Task prompt: Spot each line in the records below where the word "Options" occurs, then copy it.

The data:
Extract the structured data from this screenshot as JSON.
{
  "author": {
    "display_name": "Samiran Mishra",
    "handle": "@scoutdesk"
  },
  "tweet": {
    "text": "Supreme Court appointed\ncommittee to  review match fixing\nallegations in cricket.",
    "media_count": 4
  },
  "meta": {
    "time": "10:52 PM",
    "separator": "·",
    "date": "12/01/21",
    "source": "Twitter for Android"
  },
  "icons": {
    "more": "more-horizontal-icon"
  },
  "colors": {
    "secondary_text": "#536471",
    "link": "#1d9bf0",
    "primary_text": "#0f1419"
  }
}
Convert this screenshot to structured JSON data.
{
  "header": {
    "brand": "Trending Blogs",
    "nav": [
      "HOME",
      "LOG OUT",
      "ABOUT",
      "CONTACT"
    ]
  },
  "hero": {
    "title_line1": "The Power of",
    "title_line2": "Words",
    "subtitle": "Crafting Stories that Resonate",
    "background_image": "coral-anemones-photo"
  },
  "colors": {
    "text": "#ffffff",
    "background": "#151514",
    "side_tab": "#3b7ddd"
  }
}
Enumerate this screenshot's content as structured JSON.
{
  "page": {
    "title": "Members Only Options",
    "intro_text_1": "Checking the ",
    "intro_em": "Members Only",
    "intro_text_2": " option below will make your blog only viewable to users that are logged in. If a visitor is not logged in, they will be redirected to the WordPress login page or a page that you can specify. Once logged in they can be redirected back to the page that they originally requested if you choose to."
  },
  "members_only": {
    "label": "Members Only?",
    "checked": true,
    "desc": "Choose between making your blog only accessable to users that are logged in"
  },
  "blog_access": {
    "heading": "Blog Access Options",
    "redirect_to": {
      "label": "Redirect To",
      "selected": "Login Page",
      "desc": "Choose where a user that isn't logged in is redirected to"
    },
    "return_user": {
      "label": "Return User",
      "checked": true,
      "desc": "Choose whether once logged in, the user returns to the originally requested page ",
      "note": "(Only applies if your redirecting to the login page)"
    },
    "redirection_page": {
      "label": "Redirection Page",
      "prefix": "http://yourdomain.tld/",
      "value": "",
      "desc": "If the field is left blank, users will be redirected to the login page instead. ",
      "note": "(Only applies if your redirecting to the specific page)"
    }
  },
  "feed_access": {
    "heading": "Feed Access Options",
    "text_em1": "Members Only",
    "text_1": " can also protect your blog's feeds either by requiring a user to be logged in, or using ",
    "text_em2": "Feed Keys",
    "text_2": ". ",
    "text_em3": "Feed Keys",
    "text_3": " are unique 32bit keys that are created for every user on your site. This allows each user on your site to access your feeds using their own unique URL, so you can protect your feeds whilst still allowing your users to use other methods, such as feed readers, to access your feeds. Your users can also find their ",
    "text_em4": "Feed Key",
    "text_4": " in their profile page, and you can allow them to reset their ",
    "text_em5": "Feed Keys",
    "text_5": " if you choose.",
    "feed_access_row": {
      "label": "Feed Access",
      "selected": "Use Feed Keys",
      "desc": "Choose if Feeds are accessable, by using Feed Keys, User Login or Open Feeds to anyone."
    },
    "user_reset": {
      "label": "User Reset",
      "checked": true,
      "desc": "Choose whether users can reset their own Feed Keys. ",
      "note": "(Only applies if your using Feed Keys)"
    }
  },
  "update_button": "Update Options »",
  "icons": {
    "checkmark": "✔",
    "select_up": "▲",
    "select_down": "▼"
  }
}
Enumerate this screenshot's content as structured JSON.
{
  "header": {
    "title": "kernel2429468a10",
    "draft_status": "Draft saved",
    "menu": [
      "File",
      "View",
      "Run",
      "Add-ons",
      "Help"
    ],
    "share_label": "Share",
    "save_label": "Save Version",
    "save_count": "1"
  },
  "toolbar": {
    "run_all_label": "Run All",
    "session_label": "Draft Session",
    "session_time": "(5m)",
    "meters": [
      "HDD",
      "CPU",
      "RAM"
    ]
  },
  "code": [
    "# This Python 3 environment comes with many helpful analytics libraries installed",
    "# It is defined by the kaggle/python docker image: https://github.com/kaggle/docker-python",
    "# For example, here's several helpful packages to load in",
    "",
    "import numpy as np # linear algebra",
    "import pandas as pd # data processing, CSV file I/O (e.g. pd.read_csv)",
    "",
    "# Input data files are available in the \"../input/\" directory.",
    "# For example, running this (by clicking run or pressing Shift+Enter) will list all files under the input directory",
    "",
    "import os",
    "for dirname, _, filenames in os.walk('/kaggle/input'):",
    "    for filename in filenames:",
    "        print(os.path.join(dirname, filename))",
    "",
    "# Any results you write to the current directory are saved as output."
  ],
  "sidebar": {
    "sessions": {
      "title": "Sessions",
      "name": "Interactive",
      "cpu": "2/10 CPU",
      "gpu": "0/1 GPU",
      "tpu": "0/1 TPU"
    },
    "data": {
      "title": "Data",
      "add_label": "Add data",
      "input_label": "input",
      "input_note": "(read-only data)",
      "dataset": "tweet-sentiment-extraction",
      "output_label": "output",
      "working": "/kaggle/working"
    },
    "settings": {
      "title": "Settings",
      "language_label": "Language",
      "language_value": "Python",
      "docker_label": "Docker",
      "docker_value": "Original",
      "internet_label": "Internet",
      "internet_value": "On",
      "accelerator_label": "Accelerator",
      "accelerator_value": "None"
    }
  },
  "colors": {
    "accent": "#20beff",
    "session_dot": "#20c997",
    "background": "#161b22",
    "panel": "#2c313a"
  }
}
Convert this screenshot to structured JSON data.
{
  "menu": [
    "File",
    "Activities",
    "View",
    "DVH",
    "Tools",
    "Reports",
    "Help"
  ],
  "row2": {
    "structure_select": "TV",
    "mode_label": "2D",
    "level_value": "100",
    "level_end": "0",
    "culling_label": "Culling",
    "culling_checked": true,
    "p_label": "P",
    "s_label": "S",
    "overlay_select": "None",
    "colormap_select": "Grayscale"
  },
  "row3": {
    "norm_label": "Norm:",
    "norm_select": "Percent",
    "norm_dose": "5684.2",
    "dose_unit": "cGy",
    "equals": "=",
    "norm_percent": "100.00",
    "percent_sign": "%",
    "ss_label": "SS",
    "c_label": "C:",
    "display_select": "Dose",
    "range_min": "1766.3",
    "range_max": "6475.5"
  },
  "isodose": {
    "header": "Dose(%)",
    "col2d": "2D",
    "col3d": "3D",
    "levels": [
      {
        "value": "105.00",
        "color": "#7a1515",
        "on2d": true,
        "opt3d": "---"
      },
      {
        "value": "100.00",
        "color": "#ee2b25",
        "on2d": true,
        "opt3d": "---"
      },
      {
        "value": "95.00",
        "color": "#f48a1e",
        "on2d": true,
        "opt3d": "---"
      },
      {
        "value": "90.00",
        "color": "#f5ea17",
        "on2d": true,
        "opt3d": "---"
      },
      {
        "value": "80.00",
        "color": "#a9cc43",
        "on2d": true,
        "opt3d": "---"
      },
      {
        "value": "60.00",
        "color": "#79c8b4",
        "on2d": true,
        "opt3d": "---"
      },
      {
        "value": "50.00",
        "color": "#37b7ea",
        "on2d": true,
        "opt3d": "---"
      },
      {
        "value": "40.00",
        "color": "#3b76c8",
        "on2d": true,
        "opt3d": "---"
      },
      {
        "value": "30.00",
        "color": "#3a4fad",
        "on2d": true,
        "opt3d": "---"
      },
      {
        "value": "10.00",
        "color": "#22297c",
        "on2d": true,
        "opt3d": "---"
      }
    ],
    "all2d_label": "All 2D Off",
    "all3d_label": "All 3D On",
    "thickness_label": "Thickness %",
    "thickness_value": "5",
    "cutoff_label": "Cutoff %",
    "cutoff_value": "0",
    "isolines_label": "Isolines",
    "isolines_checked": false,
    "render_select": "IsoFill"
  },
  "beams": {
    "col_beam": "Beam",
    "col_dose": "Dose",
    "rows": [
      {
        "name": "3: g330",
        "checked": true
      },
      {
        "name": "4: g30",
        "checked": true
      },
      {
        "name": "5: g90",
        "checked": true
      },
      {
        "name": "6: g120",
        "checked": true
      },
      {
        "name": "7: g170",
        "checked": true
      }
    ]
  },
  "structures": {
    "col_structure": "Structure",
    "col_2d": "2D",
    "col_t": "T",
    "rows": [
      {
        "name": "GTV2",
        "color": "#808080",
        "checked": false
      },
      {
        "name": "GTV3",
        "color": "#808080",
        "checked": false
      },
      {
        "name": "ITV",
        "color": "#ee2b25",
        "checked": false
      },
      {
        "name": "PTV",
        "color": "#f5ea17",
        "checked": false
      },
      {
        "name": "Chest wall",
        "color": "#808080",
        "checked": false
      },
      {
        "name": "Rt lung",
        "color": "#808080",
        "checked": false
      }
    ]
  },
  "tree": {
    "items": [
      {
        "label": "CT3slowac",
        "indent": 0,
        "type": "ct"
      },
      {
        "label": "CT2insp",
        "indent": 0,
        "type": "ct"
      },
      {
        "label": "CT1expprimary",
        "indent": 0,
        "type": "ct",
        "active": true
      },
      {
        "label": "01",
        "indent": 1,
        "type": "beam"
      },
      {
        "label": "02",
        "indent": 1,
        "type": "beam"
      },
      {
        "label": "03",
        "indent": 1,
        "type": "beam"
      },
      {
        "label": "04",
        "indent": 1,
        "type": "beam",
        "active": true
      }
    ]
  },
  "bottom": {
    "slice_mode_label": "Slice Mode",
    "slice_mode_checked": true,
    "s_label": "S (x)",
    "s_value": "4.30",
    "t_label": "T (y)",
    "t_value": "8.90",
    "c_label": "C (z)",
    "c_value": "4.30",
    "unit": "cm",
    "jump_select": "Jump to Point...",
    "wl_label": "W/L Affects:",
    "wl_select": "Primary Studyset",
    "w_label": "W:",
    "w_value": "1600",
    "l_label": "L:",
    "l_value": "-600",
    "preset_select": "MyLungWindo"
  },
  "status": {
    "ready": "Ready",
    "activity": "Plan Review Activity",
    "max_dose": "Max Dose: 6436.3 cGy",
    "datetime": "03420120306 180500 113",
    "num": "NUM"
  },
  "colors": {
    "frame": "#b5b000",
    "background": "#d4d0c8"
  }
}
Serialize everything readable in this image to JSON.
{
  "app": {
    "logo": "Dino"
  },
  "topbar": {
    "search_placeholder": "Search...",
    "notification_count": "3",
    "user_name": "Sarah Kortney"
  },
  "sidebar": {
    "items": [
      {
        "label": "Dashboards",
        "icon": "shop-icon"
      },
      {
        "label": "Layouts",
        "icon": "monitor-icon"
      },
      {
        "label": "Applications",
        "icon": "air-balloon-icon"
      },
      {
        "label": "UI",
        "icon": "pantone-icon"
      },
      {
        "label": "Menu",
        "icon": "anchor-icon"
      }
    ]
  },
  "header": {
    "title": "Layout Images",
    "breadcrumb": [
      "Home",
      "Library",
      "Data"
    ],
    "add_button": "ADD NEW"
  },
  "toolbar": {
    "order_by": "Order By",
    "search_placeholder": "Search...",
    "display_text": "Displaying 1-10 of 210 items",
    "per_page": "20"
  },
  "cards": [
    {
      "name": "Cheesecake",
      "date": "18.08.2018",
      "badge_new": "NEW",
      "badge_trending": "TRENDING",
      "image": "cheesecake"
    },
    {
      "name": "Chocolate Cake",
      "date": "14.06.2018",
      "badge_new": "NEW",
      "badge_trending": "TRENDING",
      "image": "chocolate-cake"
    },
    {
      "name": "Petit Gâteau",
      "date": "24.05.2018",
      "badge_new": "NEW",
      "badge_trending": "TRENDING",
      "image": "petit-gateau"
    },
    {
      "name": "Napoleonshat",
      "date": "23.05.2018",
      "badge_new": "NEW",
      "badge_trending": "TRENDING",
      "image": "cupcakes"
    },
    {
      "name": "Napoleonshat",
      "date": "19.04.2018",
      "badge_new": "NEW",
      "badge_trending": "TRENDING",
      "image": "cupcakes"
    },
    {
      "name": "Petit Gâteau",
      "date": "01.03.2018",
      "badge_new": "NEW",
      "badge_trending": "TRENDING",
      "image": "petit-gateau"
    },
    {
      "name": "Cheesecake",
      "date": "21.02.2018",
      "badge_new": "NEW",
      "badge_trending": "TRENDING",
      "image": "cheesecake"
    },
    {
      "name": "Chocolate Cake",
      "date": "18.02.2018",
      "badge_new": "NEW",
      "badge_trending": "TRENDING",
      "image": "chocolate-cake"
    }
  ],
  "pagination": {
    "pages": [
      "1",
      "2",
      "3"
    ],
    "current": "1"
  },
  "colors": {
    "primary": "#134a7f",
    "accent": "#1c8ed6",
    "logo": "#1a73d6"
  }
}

Output for this task:
    "title": "Members Only Options",
    "heading": "Blog Access Options",
    "heading": "Feed Access Options",
  "update_button": "Update Options »",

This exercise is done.